**WHAT YOU WILL DO**. Please reproduce the entries below exactly, leaving the pictures out.

**RECORDS FOR THE TASK**.
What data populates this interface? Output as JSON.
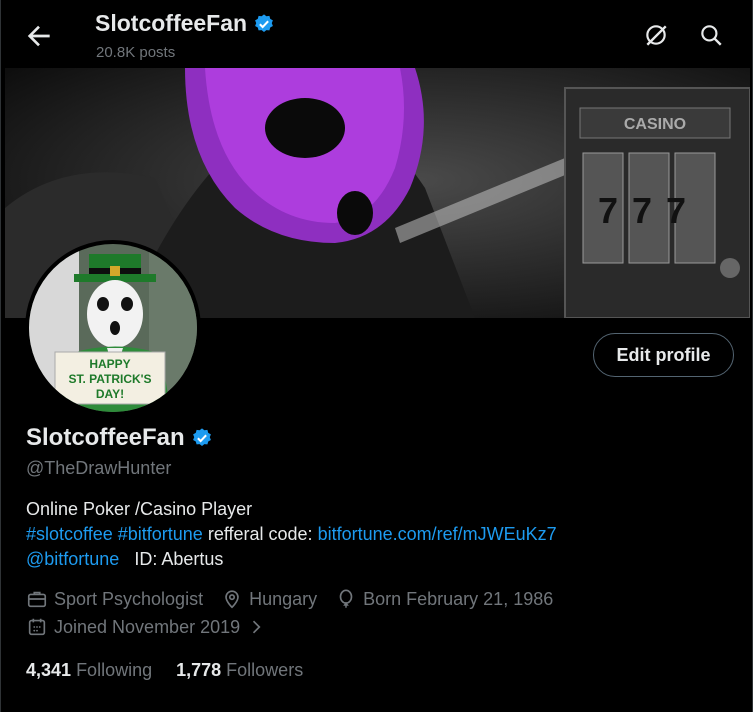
{
  "header": {
    "title": "SlotcoffeeFan",
    "posts": "20.8K posts"
  },
  "profile": {
    "edit_label": "Edit profile",
    "name": "SlotcoffeeFan",
    "handle": "@TheDrawHunter",
    "avatar_sign": [
      "HAPPY",
      "ST. PATRICK'S",
      "DAY!"
    ],
    "banner_sign": "CASINO",
    "banner_reels": "777",
    "bio": {
      "line1": "Online Poker /Casino Player",
      "hashtag1": "#slotcoffee",
      "hashtag2": "#bitfortune",
      "referral_text": "refferal code:",
      "referral_link": "bitfortune.com/ref/mJWEuKz7",
      "mention": "@bitfortune",
      "id_text": "ID: Abertus"
    },
    "meta": {
      "profession": "Sport Psychologist",
      "location": "Hungary",
      "birthday": "Born February 21, 1986",
      "joined": "Joined November 2019"
    },
    "following_count": "4,341",
    "following_label": "Following",
    "followers_count": "1,778",
    "followers_label": "Followers"
  },
  "colors": {
    "accent": "#1d9bf0",
    "text": "#e7e9ea",
    "muted": "#71767b",
    "background": "#000000",
    "balaclava": "#b03fe0"
  },
  "icons": [
    "back-arrow-icon",
    "grok-icon",
    "search-icon",
    "verified-badge-icon",
    "briefcase-icon",
    "location-pin-icon",
    "balloon-icon",
    "calendar-icon",
    "chevron-right-icon"
  ]
}
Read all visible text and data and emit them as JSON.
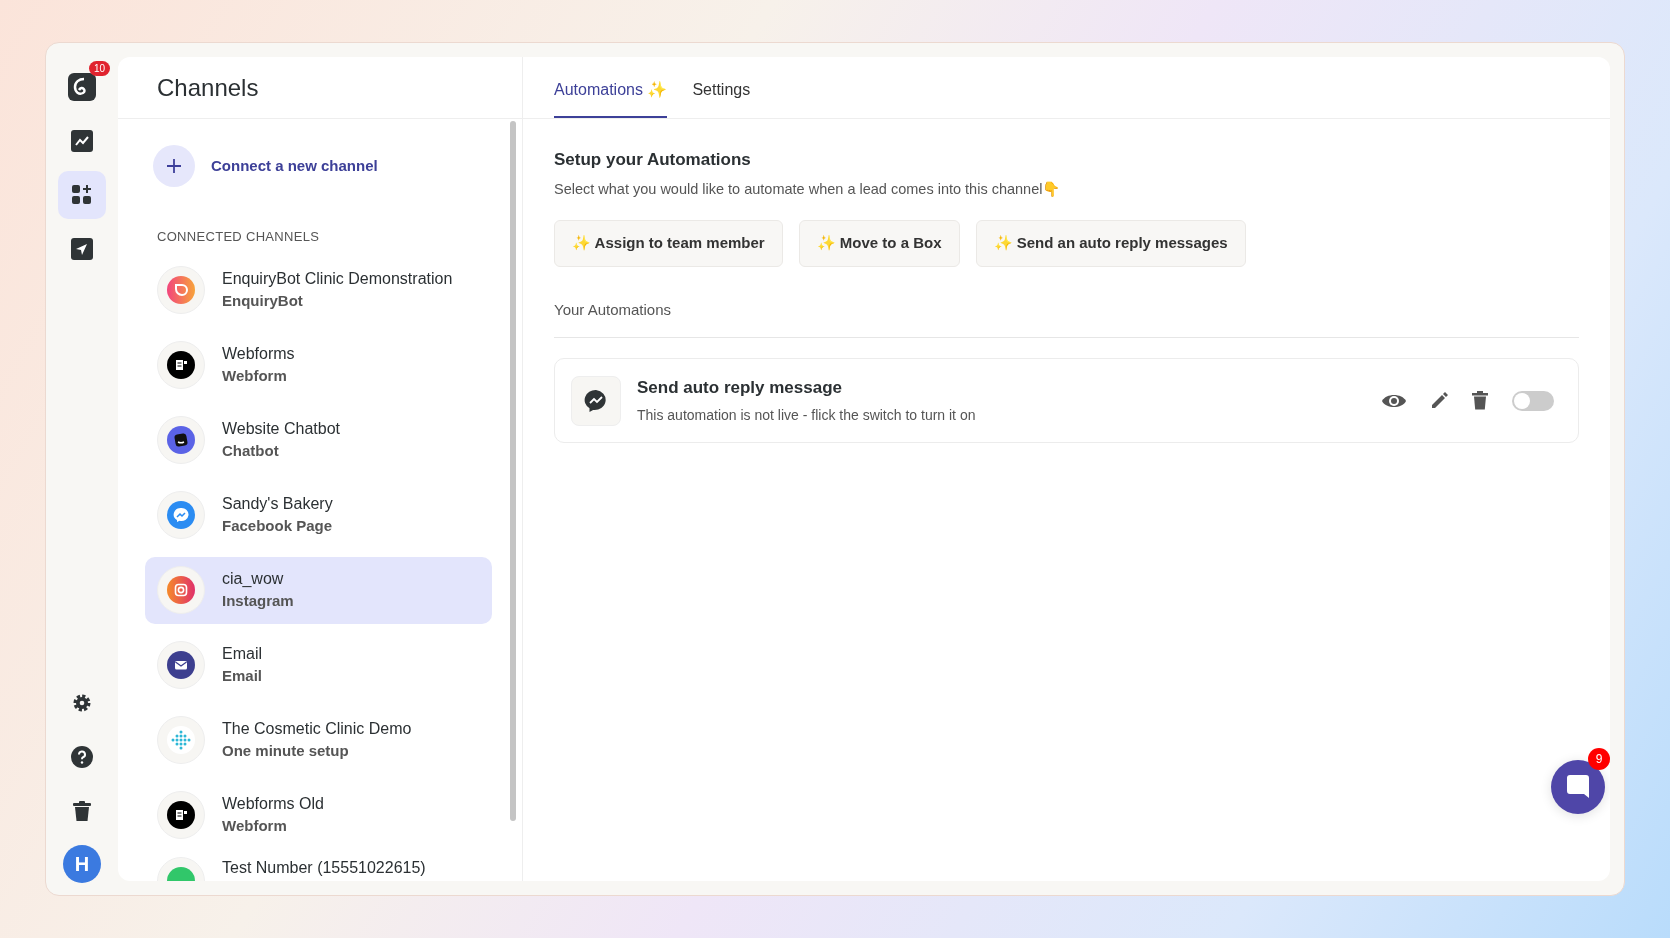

**TASK OUTPUT**.
What data populates this interface? Output as JSON.
{
  "header": {
    "title": "SlotcoffeeFan",
    "posts": "20.8K posts"
  },
  "profile": {
    "edit_label": "Edit profile",
    "name": "SlotcoffeeFan",
    "handle": "@TheDrawHunter",
    "avatar_sign": [
      "HAPPY",
      "ST. PATRICK'S",
      "DAY!"
    ],
    "banner_sign": "CASINO",
    "banner_reels": "777",
    "bio": {
      "line1": "Online Poker /Casino Player",
      "hashtag1": "#slotcoffee",
      "hashtag2": "#bitfortune",
      "referral_text": "refferal code:",
      "referral_link": "bitfortune.com/ref/mJWEuKz7",
      "mention": "@bitfortune",
      "id_text": "ID: Abertus"
    },
    "meta": {
      "profession": "Sport Psychologist",
      "location": "Hungary",
      "birthday": "Born February 21, 1986",
      "joined": "Joined November 2019"
    },
    "following_count": "4,341",
    "following_label": "Following",
    "followers_count": "1,778",
    "followers_label": "Followers"
  },
  "colors": {
    "accent": "#1d9bf0",
    "text": "#e7e9ea",
    "muted": "#71767b",
    "background": "#000000",
    "balaclava": "#b03fe0"
  },
  "icons": [
    "back-arrow-icon",
    "grok-icon",
    "search-icon",
    "verified-badge-icon",
    "briefcase-icon",
    "location-pin-icon",
    "balloon-icon",
    "calendar-icon",
    "chevron-right-icon"
  ]
}
Read all visible text and data and emit them as JSON.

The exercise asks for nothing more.